Believe it or not, with tourist revenues of over 11 billion dollars annually, Taipei, Taiwan ranks as the ninth largest economy in the world. That’s the most for any Chinese-speaking city. The city also welcomes more than 6 million overseas visitors each year, making it the 15th most visited city on the planet.
Politically and geographically, the island nation of Taiwan, formerly known as Formosa, has a long and complex history. Its capital city Taipei also serves as the capital of Taiwan Province. Both are part of the Republic of China (ROC) which designated six special municipalities in the island nation shortly after World War II.
Situated at the northern tip of Taiwan, Taipei also encompasses New Taipei City. The latter is approximately 16 miles southwest of the port city of Keelung.
Taiwanese citizens and tourists alike regard Taipei as a major hub of Greater China. This is in large part due to its geographic location combined with its economic, cultural, high tech and educational assets. About one-third of all Taiwanese citizens reside in the metro district of the city.
For clarification, the Taiwanese use “Taipei” interchangeably. It can refer to the entire metropolitan area, or simply to the city itself, similar to New York City in the U.S.
Taipei, Taiwan: An island nation’s biggest city
As with the island of Taiwan, the island nation’s biggest city is comprised of “pockets” of population containing four major ethnic groups. These include the Hoklos, the Mainlanders, the Hakkas and the aborigines. This diversity provides the city with much of its cultural character along with a variety of world-class architectural and cultural landmarks.
Notably first on the architectural list is Taipei 101. That’s the name of the city’s dominating 101-floor skyscraper rising 1,670 feet to the top. When it first opened in 2004, Taipei 101 grabbed the honor of being the world’s tallest building. It held that top spot for six years until the Burj Khalifa in Dubai surpassed it.
Despite that, Taipei 101 became the first building in history to measure over a half of a kilometer in height. It still ranks as the world’s tallest “green” building.
There are other more traditional cultural and natural landmarks dispersed throughout the city as well that make Taipei a rich and diverse place for intrepid travelers to explore.
Chiang Kai-sheck Memorial Hall and Liberty Square
Among the other most visited sites here is the National Chiang Kai-shek Memorial Hall honoring General Chiang Kai-shek, the former President of the Republic of China.

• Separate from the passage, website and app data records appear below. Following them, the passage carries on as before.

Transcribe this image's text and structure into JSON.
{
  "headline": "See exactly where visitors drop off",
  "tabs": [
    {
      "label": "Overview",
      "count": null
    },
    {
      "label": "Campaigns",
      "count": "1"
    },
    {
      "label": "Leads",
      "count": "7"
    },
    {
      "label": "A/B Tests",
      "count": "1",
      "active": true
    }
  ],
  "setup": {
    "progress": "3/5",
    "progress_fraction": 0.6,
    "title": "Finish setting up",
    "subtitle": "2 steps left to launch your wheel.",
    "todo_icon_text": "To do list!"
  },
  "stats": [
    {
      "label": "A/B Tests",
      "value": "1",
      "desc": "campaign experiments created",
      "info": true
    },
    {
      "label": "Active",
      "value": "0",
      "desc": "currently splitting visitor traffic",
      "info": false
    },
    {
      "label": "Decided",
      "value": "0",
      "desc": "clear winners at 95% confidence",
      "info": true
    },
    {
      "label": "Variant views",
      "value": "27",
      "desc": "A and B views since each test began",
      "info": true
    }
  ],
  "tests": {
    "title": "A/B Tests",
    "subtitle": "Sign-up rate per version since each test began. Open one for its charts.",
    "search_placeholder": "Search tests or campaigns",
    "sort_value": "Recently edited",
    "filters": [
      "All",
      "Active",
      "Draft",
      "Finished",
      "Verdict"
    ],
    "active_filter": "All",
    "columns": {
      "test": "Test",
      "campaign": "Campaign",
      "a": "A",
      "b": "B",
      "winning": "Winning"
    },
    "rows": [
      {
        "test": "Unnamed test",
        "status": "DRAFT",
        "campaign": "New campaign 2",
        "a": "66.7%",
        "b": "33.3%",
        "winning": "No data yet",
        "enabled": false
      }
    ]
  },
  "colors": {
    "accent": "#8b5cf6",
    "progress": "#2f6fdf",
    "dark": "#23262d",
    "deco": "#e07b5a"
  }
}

The monument stands at the east end of another important Taiwanese landmark known as Liberty Square or Freedom Square. Liberty Square has been the most popular gathering spot in Taipei since its completion in the latter part of the 1970s. The name refers to the historic role it played in Taiwan’s transition to democracy in the 1990s.
Liberty Square also includes the National Concert Hall and National Theater with their adjacent parks. This makes the entire complex an ideal way to visit much of Taipei’s architectural and historic treasures in a single outing.
The Chiang Kai-shek Memorial is located in the Zhongzhen District of Taipei within sight of Taiwan’s Presidential Building.
Constructed in 1738, the Longshan Temple of Manka, a religious temple in the Wanhua District of Taipei, has long served as a gathering site and place of worship for Chinese settlers. Though heavily damaged in World War II, it has since been rebuilt and is the best known temple in Taiwan.
Markets and Geopark attractions
Among other attractions in Taipei is the multitude of night markets scattered throughout the city. The markets are as popular with locals as they are with visitors, providing travelers an opportunity to mingle with local culture on an up-close-and-personal basis.
Arguably one of the most intriguing attractions in Taipei is the Yehliu Geopark along the coast about 15 miles from Keelung Port. The park is comprised of unusual rock formations created when geological forces erupted to push the Datun Mountains out of the sea. The rock formations stretch more than a mile into to ocean. But what is visible on land is intriguing, eerie and fascinating at the same time.
Many of the rock formations have been given names that make them easy to identify with monikers such as “Fairy Shoe,” the “Beehive,” the “Ginger Rocks,” the “Sea Candles.” But the best-known formation of all, which has become the image of Taiwan and the unofficial emblem of the town of Wanli, is the “Queen’s Head.”
“Taipei 101” may be the name of the second tallest building in the world. But it’s also a good title for a course on the history of Taiwan and this marvelous yet little known travel treasure.
About the Author:
Bob Taylor is a veteran writer who has traveled throughout the world. Taylor was an award winning television producer/reporter/anchor before focusing on writing about international events, people and cultures around the globe. He is founder of The Magellan Travel Club (www.MagellanTravelClub.com). His goal is to visit 100 countries or more during his lifetime.